It is interesting that many artists are willing to accept change in the society and turn commercialization of art into object of their creative research. Principles of economical evaluation of art were investigated by Yves Klein in the late 1950s. His goal was to define fair value: the value that reflects artistic significance of work and introduces it to the art market without turning it into merchandise. In 1957-1959 he exhibited three works at his exhibitions. All three paintings were monochrome and of the same size; however they had different price, but it didn’t embarrass visitors at the slightest. In following up he wrote a small utopian essay about new economic system, where any swap operation is based on objects of art and artwork should replace gold reserve of the Central Bank. In a system like that art would have no value because it would be measure of value itself. Klein’s series of monochrome gold works named Value has become the reflection of this perspective.
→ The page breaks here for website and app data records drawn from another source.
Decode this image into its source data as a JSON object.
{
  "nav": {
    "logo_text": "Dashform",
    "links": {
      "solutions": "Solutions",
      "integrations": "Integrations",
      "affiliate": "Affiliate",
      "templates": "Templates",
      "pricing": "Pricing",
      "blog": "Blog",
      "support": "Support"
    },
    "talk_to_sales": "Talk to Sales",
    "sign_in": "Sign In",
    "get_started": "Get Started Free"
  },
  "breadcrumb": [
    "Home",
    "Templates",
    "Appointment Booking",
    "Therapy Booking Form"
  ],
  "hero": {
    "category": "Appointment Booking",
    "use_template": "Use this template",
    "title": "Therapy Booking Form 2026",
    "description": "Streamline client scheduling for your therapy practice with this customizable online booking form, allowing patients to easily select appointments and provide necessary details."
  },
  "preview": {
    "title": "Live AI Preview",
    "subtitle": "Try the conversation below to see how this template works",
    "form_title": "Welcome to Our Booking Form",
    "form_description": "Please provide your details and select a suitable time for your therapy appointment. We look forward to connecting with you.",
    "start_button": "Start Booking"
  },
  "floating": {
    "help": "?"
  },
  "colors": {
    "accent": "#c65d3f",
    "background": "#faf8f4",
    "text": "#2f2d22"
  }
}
 Connoisseurship or investment

 Question of quality of contemporary art is still opened, and potential collectors are not always willing to explore creative achievement of a certain artist. The price is unpredictable and independent of the demand. Authors use this reason to explain unprecedented expansion and amplification of contemporary art market structure and its independence from such concepts as brand (Thompson), label (Benhamou-Huet) and myth (Dossi).

 
In Christie's auction house

Brand or myth turns into a marker that helps customers orient themselves in the huge amount of artwork. These markers might help decrease their incertitude about quality and make conclusions about the price. Auction houses and galleries are trying to gain profit, it is conditioned by commercial nature of these institutions and shouldn’t be surprising or criticized; however, customer being too trusting to price leads us to the other specific problem of a modern collector, which is not regarded broadly in the books under discussion. Dossi has pointed out the irrational and even escapist side of collecting, and fairly divides collections in two types: those managed by personal preferences of a collector and trophy collections. Without such fundamental division of two approaches towards collecting arts it is impossible to understand duality of contemporary art market, which is based on coexisting of two tendencies in the world of art: world of commerce and world of connoisseurs.
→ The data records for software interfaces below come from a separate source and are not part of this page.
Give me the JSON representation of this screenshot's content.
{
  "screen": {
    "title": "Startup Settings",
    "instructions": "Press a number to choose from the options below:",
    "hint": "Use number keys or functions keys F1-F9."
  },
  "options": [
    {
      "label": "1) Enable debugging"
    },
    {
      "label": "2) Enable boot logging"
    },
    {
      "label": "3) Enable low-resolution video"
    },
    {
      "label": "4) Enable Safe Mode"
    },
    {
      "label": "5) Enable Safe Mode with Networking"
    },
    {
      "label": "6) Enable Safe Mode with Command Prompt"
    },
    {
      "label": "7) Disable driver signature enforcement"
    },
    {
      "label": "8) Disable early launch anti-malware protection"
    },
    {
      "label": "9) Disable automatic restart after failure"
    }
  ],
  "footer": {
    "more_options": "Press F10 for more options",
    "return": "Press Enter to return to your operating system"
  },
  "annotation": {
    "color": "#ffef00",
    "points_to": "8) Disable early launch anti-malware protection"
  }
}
Representatives of the first category are described by Thomson, who considers sensible investment to be the main reason of the collector. In the system of total branding this customer just has to learn marketing codes and to monitor if the piece of art corresponds to external qualities that make it an attractive for investments. Among these qualities are provenance, reputation and professional level of the gallery owner, who represents the artist; also amount of museum exhibitions where his works take parts and such a conditional factor as artist’s position in art-rating. But author seems to cut out of his system such a thing as artistic quality, thinking of it as of something understandable only to an expert. Benhamou-Huet also ambiguously speculates about that figurative art now makes comeback because it is more comprehensible to the amateur and about that understanding of Rothko’s abstract works needs less knowledge than understanding of the Old masters’ canvas.


Gerard Boersma. Art Business - Telephone Bids Auction Painting Rothko Christie's. 2010

The main quality of the connoisseur is the ability to evaluate quality of piece of art from the professional point of view. This is what Greer and Back write about, giving examples of greatest collectors of 20th century whose collections turned into art funds and museums, like Peggy Guggenheim’s collection in Venice, Dominique and Jean de Menil in Houston, Ingvild Goetz in Munich. Authors mark that serious collectors often pay less attention to the opportunity to gain profit and capitalize their collections, and more to the concept and growth of thematic evolution of their collection. Ability to see the work in concept (when it comes to contemporary art), evaluate its condition (when it comes to works of earlier periods), define its significance in the creative career of an artist – that certainly helps to avoid wasting money.